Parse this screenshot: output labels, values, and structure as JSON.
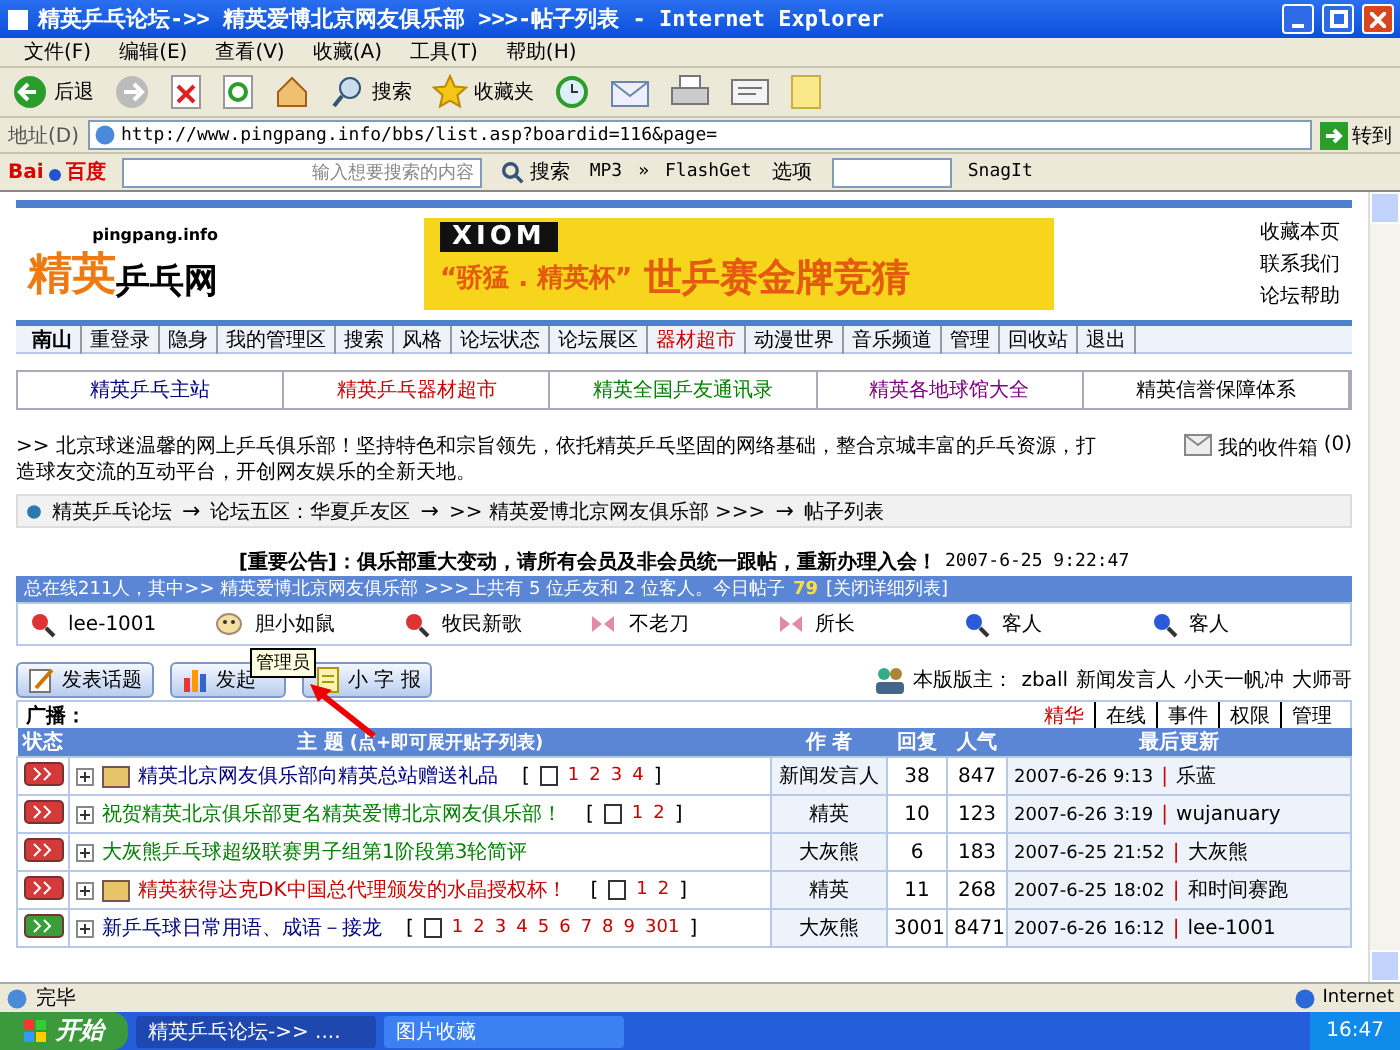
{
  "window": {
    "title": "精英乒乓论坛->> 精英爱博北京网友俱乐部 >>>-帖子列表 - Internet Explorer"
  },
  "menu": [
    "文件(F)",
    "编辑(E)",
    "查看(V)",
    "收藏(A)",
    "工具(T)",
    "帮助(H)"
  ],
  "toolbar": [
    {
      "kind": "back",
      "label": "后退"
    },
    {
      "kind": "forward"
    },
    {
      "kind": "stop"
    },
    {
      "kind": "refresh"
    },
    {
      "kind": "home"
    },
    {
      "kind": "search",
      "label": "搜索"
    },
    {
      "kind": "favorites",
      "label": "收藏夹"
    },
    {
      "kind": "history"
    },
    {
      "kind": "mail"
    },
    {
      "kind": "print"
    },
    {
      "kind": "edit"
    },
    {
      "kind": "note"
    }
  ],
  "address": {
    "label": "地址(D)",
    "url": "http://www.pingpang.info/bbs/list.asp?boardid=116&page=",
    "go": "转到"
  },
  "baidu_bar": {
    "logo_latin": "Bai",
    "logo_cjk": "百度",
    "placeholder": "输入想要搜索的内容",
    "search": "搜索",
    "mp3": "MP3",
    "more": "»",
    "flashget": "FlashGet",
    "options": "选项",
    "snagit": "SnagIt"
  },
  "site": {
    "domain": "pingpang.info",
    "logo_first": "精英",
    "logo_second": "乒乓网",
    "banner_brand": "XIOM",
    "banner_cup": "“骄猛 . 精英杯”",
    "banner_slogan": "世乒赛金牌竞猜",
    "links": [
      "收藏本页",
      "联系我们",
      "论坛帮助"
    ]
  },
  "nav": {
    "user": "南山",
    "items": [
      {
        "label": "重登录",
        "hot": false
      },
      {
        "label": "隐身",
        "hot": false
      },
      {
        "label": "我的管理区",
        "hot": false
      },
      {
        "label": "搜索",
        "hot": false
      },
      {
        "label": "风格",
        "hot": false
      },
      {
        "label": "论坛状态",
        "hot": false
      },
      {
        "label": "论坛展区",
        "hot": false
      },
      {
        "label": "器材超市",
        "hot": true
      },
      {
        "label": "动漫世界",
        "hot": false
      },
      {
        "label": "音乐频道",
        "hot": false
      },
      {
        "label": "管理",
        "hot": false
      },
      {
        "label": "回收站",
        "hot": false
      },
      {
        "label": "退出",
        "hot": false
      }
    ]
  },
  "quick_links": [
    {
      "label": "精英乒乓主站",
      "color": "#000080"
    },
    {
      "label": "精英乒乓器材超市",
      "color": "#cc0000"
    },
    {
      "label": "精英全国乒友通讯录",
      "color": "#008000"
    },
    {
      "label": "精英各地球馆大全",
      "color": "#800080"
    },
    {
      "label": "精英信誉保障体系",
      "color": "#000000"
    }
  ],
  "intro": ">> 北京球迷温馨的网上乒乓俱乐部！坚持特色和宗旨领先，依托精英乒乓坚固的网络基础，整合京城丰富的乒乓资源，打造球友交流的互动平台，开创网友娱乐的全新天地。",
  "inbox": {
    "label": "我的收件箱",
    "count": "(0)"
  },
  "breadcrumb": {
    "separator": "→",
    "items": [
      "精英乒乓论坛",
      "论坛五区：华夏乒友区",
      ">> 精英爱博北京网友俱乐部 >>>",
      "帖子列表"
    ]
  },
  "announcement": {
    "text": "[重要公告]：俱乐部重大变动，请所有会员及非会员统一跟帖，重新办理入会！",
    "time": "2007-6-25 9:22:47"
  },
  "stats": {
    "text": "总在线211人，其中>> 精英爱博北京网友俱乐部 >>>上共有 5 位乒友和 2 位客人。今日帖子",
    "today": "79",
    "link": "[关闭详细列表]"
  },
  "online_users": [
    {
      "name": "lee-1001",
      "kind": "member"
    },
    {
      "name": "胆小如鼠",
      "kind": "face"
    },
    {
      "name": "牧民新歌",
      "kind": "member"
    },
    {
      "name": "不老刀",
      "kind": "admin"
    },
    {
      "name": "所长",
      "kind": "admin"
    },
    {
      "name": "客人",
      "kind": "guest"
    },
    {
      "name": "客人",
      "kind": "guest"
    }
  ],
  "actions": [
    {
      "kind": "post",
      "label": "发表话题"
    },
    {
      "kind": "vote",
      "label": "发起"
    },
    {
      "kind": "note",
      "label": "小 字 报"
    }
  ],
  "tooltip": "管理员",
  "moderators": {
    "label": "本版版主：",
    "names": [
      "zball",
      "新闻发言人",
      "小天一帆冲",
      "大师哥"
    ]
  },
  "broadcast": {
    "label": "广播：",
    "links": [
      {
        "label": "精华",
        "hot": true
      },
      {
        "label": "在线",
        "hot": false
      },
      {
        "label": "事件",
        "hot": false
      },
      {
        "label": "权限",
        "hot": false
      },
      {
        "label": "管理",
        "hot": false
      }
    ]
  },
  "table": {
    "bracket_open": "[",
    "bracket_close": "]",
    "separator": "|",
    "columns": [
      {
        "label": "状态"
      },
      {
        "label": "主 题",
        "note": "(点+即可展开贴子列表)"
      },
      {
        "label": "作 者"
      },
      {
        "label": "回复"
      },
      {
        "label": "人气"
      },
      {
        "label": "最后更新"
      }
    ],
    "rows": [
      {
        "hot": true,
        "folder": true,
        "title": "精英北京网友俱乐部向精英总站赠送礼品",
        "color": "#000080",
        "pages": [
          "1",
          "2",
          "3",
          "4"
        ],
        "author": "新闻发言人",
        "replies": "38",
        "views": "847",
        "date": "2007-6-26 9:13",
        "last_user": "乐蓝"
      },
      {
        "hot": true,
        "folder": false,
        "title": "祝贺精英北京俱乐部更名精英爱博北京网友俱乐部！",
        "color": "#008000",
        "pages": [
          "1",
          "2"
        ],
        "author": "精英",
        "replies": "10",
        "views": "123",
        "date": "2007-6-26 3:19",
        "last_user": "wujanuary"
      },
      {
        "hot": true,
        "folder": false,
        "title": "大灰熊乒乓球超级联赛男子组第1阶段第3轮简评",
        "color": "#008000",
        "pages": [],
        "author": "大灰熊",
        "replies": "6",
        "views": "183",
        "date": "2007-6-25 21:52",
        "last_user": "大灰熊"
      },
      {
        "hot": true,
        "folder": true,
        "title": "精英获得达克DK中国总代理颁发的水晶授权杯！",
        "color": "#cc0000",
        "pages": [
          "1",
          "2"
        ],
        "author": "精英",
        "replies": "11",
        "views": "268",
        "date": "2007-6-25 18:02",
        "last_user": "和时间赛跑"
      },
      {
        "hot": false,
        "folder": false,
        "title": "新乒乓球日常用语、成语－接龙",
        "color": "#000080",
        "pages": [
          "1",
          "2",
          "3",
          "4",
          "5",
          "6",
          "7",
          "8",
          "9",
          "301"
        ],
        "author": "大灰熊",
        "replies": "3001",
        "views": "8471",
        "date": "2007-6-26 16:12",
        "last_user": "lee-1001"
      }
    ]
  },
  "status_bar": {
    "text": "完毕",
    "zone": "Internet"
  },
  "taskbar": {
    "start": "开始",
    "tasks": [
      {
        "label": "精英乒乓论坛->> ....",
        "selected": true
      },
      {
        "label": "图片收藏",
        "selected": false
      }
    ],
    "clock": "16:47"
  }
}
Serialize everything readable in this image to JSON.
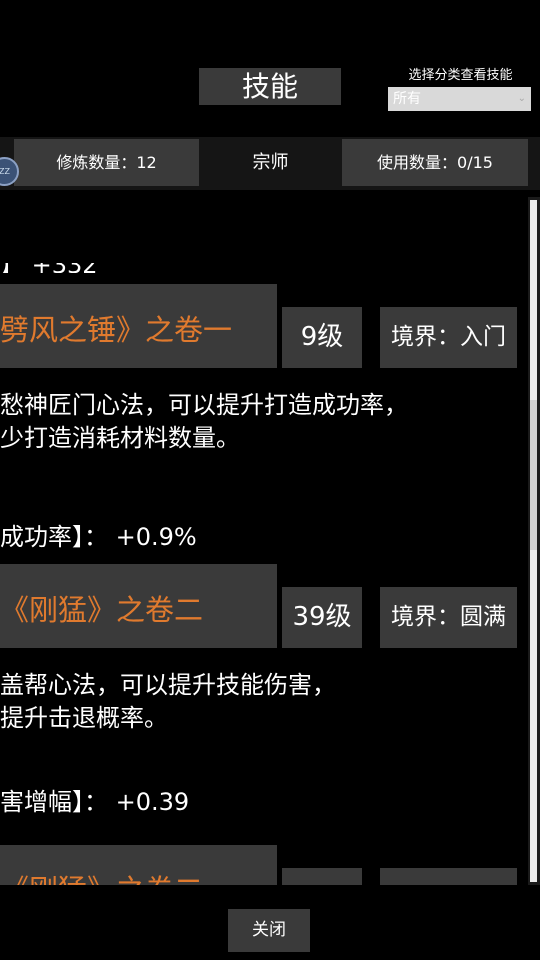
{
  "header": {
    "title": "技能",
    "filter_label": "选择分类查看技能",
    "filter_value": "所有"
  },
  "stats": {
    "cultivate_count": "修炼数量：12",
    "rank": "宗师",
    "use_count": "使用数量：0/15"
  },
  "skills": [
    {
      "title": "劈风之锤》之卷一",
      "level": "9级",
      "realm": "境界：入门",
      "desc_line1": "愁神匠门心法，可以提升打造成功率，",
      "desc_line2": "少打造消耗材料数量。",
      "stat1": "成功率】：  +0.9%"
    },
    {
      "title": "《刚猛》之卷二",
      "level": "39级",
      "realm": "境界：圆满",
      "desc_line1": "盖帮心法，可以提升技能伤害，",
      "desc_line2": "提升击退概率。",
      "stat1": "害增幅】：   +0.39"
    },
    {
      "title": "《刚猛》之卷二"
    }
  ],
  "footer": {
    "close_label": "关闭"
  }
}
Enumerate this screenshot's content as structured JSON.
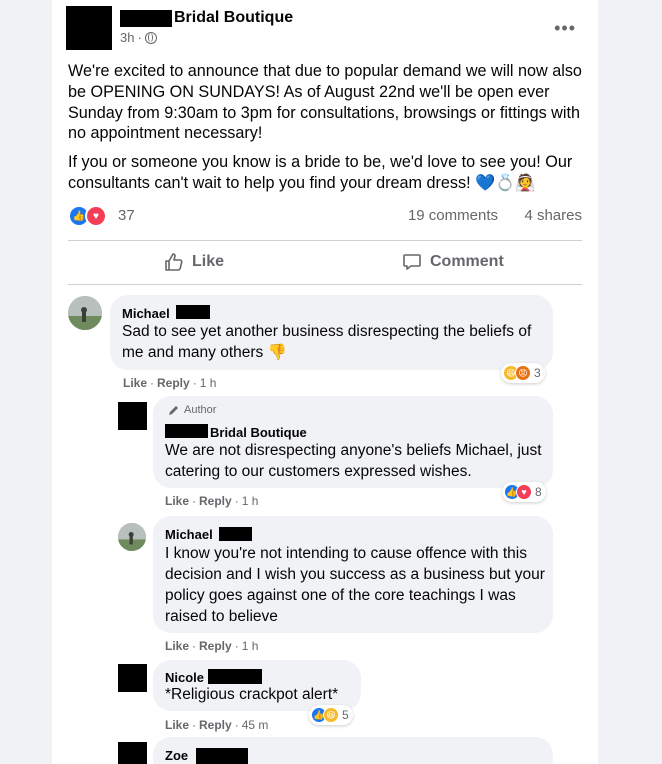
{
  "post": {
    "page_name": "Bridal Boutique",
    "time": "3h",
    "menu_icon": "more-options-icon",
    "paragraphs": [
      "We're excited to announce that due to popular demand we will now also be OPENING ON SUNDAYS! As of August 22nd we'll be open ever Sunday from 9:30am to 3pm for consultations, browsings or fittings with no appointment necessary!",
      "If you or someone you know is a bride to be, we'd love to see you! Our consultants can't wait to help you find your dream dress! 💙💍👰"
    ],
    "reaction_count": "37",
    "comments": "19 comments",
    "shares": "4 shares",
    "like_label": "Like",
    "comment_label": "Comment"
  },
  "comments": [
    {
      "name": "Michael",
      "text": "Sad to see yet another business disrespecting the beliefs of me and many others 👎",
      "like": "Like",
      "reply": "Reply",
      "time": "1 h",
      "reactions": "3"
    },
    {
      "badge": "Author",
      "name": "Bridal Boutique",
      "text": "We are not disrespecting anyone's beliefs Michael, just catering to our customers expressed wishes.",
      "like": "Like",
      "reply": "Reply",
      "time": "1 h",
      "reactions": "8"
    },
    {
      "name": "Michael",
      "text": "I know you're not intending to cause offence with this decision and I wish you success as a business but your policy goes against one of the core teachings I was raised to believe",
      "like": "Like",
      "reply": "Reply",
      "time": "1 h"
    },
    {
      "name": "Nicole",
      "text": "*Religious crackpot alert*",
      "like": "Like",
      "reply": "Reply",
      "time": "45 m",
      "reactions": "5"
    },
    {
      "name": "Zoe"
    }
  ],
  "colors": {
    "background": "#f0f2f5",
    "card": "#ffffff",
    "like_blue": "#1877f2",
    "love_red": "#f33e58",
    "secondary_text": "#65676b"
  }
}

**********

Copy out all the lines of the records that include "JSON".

Parse this screenshot: output labels, values, and structure as JSON.
Serialize everything readable in this image to JSON.
Enumerate this screenshot's content as structured JSON.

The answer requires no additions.